## [Exercise instructions]
Across the listing below, how many lines include the string "Lose"? Reply with the number alone.

/---

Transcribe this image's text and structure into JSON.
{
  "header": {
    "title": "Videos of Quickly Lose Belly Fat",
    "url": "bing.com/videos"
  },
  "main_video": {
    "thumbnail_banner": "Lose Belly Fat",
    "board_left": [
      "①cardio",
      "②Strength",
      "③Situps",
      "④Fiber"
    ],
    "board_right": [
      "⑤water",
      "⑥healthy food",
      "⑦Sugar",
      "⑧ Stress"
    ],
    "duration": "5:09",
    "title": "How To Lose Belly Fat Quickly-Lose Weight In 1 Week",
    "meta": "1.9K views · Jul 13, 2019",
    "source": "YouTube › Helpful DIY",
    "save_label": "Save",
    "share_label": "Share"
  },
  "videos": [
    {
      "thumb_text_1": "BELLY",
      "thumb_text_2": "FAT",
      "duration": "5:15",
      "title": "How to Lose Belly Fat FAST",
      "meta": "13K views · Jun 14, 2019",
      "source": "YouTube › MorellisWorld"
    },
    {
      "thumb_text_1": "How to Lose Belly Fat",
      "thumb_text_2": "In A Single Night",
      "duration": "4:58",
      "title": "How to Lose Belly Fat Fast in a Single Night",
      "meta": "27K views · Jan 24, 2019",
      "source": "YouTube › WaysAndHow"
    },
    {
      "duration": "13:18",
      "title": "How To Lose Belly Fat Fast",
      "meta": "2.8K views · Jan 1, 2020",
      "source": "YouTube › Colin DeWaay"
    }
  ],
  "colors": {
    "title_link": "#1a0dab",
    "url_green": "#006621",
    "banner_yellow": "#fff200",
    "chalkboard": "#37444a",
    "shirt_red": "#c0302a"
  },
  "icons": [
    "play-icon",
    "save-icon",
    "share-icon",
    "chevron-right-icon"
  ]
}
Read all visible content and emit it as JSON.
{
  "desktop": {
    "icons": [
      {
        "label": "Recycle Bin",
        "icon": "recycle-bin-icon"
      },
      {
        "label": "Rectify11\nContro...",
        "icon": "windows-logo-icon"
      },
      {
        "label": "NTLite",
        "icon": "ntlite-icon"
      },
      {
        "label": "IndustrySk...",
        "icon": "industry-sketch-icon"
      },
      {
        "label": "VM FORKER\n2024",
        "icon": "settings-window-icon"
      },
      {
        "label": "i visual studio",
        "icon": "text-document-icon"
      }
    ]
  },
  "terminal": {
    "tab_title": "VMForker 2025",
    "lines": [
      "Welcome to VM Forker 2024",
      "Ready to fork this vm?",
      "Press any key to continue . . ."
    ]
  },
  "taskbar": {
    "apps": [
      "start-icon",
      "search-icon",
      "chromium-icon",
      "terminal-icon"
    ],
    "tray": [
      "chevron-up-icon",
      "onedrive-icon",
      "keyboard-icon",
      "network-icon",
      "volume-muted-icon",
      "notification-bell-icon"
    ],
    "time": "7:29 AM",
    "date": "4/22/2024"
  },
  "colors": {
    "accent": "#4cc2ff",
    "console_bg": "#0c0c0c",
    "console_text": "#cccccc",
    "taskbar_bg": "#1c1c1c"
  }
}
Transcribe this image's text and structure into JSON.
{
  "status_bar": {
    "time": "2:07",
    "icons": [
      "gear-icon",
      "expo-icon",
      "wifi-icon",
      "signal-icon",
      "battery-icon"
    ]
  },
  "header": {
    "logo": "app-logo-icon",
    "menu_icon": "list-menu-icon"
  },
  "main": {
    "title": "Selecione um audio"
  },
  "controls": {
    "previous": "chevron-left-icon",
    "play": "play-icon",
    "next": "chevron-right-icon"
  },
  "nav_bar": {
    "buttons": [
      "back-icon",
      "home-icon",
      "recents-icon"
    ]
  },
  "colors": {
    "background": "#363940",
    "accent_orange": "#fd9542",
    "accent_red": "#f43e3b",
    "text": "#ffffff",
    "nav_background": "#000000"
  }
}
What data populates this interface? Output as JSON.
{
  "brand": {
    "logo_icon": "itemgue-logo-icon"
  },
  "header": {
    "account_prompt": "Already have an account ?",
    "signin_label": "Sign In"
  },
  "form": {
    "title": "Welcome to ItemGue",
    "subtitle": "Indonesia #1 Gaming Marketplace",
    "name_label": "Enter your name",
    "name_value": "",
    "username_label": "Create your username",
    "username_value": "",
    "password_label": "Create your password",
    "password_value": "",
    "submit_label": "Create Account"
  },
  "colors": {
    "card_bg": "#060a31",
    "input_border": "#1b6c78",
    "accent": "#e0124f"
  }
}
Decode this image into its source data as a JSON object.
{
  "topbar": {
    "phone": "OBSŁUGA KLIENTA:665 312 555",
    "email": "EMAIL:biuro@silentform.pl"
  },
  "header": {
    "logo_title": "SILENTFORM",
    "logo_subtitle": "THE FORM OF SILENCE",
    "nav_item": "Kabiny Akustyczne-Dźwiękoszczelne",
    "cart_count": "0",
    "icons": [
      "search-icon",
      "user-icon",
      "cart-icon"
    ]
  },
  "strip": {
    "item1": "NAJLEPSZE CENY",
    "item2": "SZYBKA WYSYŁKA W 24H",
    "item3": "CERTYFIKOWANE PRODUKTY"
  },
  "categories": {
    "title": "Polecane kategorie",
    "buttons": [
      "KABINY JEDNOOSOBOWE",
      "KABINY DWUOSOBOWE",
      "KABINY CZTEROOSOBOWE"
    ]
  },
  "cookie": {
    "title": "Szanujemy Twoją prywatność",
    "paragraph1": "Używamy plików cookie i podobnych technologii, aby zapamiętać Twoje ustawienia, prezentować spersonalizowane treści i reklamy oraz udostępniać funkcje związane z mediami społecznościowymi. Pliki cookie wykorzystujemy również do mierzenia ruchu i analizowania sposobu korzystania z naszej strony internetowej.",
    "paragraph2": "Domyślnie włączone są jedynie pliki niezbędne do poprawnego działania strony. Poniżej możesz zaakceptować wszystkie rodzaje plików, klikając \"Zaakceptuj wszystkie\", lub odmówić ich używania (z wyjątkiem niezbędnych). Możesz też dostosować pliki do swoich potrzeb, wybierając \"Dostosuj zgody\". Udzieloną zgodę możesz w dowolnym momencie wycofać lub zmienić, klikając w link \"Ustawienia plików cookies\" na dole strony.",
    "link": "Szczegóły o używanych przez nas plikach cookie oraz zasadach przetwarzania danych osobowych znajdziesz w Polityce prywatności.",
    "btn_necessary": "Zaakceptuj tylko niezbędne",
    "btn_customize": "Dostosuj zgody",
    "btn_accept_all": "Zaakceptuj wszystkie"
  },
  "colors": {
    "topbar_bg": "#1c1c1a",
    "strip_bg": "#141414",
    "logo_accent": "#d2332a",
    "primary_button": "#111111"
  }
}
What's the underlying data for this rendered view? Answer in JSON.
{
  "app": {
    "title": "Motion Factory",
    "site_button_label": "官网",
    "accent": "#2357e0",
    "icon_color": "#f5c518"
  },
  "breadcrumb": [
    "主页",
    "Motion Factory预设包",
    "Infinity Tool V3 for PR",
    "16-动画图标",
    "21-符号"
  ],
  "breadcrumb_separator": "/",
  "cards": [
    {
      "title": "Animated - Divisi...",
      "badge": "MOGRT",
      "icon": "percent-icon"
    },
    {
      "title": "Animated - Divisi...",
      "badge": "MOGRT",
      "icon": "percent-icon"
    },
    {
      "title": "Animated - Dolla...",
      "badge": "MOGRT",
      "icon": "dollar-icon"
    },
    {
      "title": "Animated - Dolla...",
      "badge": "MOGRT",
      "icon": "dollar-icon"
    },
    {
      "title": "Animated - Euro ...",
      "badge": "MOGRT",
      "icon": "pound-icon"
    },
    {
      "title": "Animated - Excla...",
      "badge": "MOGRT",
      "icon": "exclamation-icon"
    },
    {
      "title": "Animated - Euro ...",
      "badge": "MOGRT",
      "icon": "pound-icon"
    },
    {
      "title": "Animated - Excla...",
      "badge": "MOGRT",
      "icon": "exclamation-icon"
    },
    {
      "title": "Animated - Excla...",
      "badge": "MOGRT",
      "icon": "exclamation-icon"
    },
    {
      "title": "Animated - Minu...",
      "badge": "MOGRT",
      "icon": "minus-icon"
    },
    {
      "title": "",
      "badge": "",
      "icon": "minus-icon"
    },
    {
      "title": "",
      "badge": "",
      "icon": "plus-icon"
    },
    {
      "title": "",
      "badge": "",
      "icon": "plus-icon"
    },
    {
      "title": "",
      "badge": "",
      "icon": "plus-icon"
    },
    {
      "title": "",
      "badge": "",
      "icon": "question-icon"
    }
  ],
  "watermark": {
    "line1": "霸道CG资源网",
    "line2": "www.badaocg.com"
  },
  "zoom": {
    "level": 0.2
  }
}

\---

## [The answer]
7